N.J. Train Crash Raises Questions About Rail Safety
ROBERT SIEGEL, HOST:
We don't know what caused the train to enter the station so fast and to crash. Already there are a lot of questions about whether a technology called positive train control could have prevented it. And for more we turn to Steven Ditmeyer, formerly an official with the Federal Railroad Administration. Thanks for joining us.
STEVEN DITMEYER: I'm pleased to be with you.
SIEGEL: We've learned that positive train control was not installed on this train. Explain briefly what the technology is and whether, if it had been, it might have stopped this train.
DITMEYER: Positive train control consists of transponders placed between the rails, digital data communications, wayside sensors, onboard computer on the locomotive and in the control cabs and control center computers. I believe that this technology could have prevented this accident had it been installed. New Jersey Transit has informed the Federal Railroad Administration that their positive train control system will be implemented by 2018.
SIEGEL: Let's take the worst conceivable case for which there is absolutely no evidence that somebody at the controls of the trained wanted to speed into a station and wanted to crash it into it. Would this system prevent someone from doing that?
DITMEYER: Yes. Positive train control would prevent such an occurrence from happening. The system would know the exact location of the train, and it would know the exact speed restrictions on that section of track. And if the train driver was not obeying that instruction, the onboard computer would automatically bring the train down to the proper speed and stop it at the right location.
SIEGEL: We heard about positive train control after the Amtrak derailment outside Philadelphia last year, and after that there was a big push to get it installed on passenger trains and freight trains. What's happened with that? Is it on Amtrak trains now, for example?
DITMEYER: It is operational now on Amtrak trains in the Northeast Corridor. The federal mandate for positive train control was to have it implemented by the end of 2015. However, last November, the railroads informed Congress and the Department of Transportation that they were not going to be able to meet that deadline. Congress voted to an extension of the deadline to the end of 2018, and that is now the operative timeframe for implementing PTC.
SIEGEL: What would you assume investigators will be looking for as they investigate the causes of this crash?
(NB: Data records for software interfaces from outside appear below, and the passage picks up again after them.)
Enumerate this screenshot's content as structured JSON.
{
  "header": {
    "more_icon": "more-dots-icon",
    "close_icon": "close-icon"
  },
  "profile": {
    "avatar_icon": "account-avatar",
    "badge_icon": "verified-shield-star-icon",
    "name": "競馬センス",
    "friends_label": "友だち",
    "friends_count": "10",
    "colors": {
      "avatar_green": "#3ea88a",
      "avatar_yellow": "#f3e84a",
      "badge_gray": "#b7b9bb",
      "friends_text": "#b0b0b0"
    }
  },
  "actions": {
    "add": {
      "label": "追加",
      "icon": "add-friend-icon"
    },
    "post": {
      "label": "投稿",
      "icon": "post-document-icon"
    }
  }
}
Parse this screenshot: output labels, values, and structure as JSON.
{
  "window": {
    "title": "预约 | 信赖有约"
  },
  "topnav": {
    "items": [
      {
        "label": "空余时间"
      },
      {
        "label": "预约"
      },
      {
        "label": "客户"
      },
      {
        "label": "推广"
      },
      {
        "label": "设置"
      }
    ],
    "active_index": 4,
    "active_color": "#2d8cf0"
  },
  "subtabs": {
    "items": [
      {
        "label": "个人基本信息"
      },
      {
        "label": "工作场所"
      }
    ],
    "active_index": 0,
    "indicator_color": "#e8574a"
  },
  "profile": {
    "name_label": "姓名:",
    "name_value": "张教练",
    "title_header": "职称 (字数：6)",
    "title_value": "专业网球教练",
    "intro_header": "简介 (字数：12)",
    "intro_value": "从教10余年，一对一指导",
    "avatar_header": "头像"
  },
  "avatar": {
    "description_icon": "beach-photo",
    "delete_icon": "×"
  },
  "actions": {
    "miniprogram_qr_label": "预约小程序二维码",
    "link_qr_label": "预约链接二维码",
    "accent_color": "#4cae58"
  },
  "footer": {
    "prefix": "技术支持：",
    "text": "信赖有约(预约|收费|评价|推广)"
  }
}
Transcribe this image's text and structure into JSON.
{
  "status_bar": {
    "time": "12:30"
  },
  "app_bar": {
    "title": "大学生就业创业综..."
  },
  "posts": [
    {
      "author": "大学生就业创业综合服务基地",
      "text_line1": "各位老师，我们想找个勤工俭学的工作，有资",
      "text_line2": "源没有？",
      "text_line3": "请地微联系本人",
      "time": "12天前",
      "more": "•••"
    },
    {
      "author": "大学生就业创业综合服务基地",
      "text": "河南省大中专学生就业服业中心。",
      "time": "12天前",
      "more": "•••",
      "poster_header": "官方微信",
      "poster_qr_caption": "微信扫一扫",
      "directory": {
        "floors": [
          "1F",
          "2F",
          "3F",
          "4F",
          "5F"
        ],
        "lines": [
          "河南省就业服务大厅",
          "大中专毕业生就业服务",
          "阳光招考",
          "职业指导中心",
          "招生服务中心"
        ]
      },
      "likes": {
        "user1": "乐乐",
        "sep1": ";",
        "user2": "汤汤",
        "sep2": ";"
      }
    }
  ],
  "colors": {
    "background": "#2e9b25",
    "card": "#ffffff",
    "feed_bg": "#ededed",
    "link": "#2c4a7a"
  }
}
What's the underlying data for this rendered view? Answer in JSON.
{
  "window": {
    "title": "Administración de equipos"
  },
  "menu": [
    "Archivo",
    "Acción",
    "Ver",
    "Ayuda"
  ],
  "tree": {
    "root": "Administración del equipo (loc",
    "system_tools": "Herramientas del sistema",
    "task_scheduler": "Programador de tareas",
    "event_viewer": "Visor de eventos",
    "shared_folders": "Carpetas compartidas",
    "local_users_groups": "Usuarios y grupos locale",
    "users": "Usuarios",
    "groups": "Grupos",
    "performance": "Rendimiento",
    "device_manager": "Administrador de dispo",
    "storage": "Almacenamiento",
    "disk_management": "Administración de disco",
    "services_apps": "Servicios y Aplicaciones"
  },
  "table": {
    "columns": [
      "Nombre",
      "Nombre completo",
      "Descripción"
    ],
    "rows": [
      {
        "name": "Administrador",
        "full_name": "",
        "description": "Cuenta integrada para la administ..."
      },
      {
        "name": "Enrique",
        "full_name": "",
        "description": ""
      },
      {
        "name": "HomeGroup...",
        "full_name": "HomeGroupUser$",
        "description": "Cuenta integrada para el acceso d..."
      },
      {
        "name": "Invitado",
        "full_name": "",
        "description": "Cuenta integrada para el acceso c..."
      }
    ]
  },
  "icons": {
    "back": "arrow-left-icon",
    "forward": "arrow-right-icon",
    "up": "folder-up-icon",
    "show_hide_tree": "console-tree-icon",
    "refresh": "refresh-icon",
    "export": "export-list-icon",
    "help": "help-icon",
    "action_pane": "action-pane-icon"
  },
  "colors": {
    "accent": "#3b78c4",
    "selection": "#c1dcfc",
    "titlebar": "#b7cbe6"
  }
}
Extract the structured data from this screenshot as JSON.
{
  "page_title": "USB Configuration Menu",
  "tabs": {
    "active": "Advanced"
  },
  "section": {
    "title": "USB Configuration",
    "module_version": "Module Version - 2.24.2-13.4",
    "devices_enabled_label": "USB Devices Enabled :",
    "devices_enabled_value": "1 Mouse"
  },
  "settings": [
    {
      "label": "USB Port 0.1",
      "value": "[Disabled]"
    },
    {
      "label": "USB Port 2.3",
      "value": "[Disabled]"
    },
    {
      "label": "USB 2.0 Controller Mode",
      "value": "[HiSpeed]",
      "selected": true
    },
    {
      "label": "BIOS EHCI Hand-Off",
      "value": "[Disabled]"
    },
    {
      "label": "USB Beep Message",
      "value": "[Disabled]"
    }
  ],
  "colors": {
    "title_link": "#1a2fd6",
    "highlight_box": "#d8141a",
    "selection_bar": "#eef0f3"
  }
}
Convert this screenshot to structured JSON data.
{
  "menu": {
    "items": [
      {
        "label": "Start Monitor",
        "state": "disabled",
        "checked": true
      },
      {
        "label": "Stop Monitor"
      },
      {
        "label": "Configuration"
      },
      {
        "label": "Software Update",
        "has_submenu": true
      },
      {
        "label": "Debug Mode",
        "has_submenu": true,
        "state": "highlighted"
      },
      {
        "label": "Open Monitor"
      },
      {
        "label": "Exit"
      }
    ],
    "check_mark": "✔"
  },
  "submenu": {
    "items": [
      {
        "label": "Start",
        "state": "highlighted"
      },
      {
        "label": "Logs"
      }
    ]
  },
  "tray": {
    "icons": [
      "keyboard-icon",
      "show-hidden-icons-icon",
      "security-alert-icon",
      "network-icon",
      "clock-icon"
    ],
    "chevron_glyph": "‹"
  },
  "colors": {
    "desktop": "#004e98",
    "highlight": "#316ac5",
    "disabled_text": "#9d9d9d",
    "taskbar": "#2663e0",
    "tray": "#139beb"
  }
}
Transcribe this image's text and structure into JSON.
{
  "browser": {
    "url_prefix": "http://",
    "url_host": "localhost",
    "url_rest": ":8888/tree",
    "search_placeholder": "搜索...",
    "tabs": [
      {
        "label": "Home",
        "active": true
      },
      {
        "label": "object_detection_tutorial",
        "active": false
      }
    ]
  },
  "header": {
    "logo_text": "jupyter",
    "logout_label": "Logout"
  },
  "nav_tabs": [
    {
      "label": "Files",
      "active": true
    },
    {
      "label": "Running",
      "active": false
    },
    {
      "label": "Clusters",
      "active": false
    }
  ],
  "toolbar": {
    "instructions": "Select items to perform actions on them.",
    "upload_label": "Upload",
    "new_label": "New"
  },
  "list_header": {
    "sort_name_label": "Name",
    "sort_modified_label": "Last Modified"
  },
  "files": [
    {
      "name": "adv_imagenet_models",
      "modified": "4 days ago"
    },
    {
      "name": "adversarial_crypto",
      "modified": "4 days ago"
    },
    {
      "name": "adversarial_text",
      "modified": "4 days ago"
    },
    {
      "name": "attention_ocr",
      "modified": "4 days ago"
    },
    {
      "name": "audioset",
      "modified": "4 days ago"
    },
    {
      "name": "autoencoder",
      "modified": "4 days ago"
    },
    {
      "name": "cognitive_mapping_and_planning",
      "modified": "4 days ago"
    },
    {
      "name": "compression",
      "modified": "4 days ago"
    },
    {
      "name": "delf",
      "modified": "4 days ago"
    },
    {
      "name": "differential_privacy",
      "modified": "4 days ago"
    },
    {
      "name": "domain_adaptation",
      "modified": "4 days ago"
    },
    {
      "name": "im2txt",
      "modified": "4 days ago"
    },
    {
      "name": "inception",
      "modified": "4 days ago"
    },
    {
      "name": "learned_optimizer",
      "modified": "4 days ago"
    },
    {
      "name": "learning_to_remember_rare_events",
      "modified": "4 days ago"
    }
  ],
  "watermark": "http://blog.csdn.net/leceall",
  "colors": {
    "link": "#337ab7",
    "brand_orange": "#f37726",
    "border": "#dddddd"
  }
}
DITMEYER: The investigators are going to be looking at a variety of things - the wayside signal system to make sure that it was operating. They will be checking the train itself and the train breaks to make sure that they were functioning. They will check the onboard event recorder to see what the locomotive engineer was doing and how he was responding to the signal indications. And finally they will be looking at the engineer himself, interviewing him and trying to determine what he was experiencing and what he believes caused the train to crash into the station. They will be looking at crash worthiness of the passenger cars and seeing how they were damaged and see what caused the injuries to the passengers and to the people on the platforms.
So the National Transportation Safety Board does not rush to judgment on finding the cause of the accident. They want to find the proximate cause, and they want to find the root cause of what caused this accident.
SIEGEL: Steven Ditmeyer, thanks for talking with us today.
DITMEYER: Thank you very much.
SIEGEL: Mr. Ditmeyer is former director of research and development at the Federal Railroad Administration. Transcript provided by NPR, Copyright NPR.